Civ. A. No. 68-1990.
May 24, 1969.
Val A. Schaff, III, New Orleans, La., for plaintiff.
Leon Sarpy, New Orleans, La., E. Clay Shaw, Jr., Fort Lauderdale, Fla., for defendant.
The plaintiff sues on an alleged express contract. In the alternative, it seeks to recover under the respected civil law doctrine of negotiorum gestio, the basic rule for which is set forth in Louisiana Civil Code Article 2295:
"When a man undertakes, of his own accord, to manage the affairs of another, whether the owner be acquainted with the undertaking or ignorant of it, the person assuming the agency contracts the tacit engagement to continue it and to complete it, until the owner shall be in a condition to attend to it himself; he assumes also the payment of the expenses attending the business.
"He incurs all the obligations which would result from an express agency with which he might have been invested by the proprietors."
In return, the Civil Code imposes obligations on the recipient of the services:
"Equity obliges the owner, whose business has been well managed, to comply with the engagements contracted by the manager, in his name; to indemnify the manager in all the personal engagements he has contracted; and to reimburse him all useful and necessary expenses." Art. 2299, LSA-C.C.
The rule has been frequently applied. See, for example, the discussions in Comment (1933), 7 Tul.L.Rev. 253 (necessary elements of and the rights and duties under the quasi contract resulting from the management of another's affairs); and Comment (1961), 36 Tul.L.Rev. 108 ("Management of the Affairs of Another"). Whether or not a claim in what our common law friends term "quantum meruit" has been made out is a question of fact. Gibson Odom Electric Co., Inc. v. R.F. Ball Construction Co., Inc., 5 Cir. 1966, 368 F.2d 182. Hence it cannot appropriately be resolved on the evidence before us on the motion for summary judgment. Whether or not the facts that will be proved at the trial will establish the plaintiff's right to recover can only be resolved then. See, for example, Bordelon Motors, Inc. v. Thompson, La.App. 1965, 176 So.2d 836; Babineaux v. Grisaffi, La.App. 1965, 180 So.2d 888; Brooks v. Britnell, La.App. 1966, 183 So.2d 434; and Duggan Machine Co. v. Consolidated Well Servicing Co., La. App. 1966, 187 So.2d 124. Compare Louisiana State Mineral Board v. Albarado, 1965, 248 La. 551, 180 So.2d 700.
The defendant urges the well-established rule "that ordinarily attorney's fees are not accessible [sic] as an item of damages unless provided for by law or by contract." Breaux v. Simon, 1958, 235 La. 453, 104 So.2d 168, 171. There can be no doubt that, under Louisiana law, even a successful plaintiff is not entitled to recover the attorney's fees he incurred in collecting his claim as additional damages due him by the defendant, absent statutory provision or contractual agreement.

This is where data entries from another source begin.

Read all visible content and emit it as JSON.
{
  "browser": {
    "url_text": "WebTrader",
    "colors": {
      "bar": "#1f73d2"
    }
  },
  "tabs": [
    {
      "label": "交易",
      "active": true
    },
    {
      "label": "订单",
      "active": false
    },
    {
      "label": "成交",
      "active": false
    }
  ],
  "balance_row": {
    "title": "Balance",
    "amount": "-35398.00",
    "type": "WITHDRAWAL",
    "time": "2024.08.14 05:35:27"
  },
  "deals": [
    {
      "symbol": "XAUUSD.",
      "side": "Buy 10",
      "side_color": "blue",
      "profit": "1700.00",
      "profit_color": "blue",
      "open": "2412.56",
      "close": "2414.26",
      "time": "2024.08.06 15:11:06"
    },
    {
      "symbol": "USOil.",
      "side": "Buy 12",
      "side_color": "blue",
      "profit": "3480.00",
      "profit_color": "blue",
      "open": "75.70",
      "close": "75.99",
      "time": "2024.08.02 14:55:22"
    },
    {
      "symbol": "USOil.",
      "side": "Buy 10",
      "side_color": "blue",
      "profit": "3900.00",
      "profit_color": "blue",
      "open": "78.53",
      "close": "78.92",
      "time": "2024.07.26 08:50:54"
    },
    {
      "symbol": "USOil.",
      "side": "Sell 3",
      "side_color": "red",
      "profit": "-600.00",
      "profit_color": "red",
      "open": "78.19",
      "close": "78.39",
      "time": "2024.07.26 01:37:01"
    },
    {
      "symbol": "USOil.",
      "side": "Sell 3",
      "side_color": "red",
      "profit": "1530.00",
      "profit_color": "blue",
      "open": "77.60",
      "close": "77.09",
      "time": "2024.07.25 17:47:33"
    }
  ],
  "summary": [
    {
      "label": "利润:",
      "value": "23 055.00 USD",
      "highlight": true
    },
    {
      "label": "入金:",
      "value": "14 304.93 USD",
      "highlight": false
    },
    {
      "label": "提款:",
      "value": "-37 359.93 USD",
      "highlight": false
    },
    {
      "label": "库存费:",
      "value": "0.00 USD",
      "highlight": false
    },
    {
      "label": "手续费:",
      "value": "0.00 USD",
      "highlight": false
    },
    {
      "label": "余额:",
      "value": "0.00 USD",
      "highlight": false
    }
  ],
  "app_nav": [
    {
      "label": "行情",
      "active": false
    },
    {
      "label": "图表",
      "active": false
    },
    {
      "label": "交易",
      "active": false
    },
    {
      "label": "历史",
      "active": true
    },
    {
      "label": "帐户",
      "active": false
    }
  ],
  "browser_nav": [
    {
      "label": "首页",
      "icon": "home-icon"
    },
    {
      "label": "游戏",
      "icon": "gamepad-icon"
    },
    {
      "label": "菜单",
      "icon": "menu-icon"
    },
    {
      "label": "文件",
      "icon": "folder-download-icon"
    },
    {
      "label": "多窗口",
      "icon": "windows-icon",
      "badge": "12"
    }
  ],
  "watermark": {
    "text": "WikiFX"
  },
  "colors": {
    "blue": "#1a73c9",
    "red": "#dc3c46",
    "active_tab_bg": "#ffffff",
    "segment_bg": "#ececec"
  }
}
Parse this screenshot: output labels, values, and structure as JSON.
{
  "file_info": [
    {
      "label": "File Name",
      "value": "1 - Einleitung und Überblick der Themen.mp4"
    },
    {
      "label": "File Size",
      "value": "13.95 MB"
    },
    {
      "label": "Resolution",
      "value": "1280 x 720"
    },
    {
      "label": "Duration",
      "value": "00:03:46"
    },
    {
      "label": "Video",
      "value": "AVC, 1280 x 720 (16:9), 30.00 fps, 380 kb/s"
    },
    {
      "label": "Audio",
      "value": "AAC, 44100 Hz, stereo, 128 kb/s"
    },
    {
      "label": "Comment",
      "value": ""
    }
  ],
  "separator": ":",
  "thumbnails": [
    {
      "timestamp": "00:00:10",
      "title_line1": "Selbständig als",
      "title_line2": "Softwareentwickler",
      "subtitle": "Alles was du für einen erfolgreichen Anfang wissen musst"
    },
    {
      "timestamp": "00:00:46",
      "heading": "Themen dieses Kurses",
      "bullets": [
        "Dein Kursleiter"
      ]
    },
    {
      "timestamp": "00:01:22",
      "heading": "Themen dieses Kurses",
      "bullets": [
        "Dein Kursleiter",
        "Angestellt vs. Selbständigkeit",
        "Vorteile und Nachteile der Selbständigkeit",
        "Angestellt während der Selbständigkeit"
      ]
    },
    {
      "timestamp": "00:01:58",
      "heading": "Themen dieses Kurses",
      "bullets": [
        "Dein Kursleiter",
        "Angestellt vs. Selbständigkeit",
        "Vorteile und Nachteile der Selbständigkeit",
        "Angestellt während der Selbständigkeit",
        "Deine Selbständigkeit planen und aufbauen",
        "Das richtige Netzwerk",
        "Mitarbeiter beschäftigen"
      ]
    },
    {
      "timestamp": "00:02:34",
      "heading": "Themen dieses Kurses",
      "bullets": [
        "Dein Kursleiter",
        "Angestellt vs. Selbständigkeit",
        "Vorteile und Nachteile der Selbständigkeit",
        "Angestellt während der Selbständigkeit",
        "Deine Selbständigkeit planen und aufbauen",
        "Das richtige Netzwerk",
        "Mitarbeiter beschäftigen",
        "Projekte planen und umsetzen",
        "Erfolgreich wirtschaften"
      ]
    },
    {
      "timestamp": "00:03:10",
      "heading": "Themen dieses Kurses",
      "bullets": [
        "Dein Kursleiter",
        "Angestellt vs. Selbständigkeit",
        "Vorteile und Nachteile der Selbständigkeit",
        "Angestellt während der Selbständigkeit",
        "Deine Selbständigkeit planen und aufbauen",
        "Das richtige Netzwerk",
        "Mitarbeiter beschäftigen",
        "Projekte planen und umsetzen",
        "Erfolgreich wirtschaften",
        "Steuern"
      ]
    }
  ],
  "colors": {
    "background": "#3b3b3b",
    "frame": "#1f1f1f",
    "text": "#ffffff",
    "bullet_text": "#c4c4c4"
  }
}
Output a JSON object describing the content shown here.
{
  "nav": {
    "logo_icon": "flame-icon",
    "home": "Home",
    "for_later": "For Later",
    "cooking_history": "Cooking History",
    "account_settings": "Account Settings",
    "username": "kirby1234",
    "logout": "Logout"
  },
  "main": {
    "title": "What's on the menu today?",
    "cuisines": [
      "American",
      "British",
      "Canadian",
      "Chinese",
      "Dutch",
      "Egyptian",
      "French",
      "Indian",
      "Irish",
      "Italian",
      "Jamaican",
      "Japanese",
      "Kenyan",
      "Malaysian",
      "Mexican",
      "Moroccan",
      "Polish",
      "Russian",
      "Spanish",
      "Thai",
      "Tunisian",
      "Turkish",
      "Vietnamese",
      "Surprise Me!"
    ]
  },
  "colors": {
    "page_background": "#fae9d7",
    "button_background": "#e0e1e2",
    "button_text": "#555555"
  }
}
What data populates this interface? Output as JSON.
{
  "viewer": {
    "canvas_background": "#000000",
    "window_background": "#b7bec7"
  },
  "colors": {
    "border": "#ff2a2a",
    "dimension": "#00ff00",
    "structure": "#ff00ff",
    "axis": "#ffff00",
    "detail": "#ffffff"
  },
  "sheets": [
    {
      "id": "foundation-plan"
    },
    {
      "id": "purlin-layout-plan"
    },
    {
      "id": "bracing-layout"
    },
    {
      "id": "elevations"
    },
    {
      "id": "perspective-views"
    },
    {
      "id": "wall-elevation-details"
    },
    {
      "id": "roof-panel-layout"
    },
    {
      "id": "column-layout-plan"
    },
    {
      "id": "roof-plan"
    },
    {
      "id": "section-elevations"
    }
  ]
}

However, the attorney's fees sought by the plaintiff here are not those incurred in connection with this suit, but those allegedly expended in retaining legal services in connection with another matter for the defendant's benefit. The plaintiff's right to recover for this expenditure is no different from its right to recover any of the other expenses allegedly incurred, and is dependent on the same principles.
It may be true that the plaintiff will not be able to establish the facts necessary to sustain recovery; but this is a question that must be resolved after a trial and not by motion for summary judgment.
Nor can the motion to dismiss on jurisdictional grounds be granted in the light of the affidavit filed on May 14, 1969. It does not at this time appear to a legal certainty that the claim is really for less than the jurisdictional amount. St. Paul Mercury Indemnity Co. v. Red Cab Co., 1938, 303 U.S. 283, 58 S.Ct. 586, 82 L.Ed. 845; Otis Elevator Co. v. Seale, 5 Cir. 1964, 334 F.2d 928.
The defendant contends that the plaintiff is not entitled to recover for amounts paid to its employees as part of their regular salaries. But such a claim by the plaintiff can not automatically be rejected as a matter of law. The question put on the motion to dismiss is whether there is any possible basis under the pleadings for the plaintiff to recover these items. It is conceivable that facts might be shown that might entitle a party to recover for the value of the time lost from their normal pursuits by its regular employees for the defendant's benefit. The amount paid them might be an accurate measure of the loss sustained.
Therefore the motions to dismiss and for summary judgment are denied.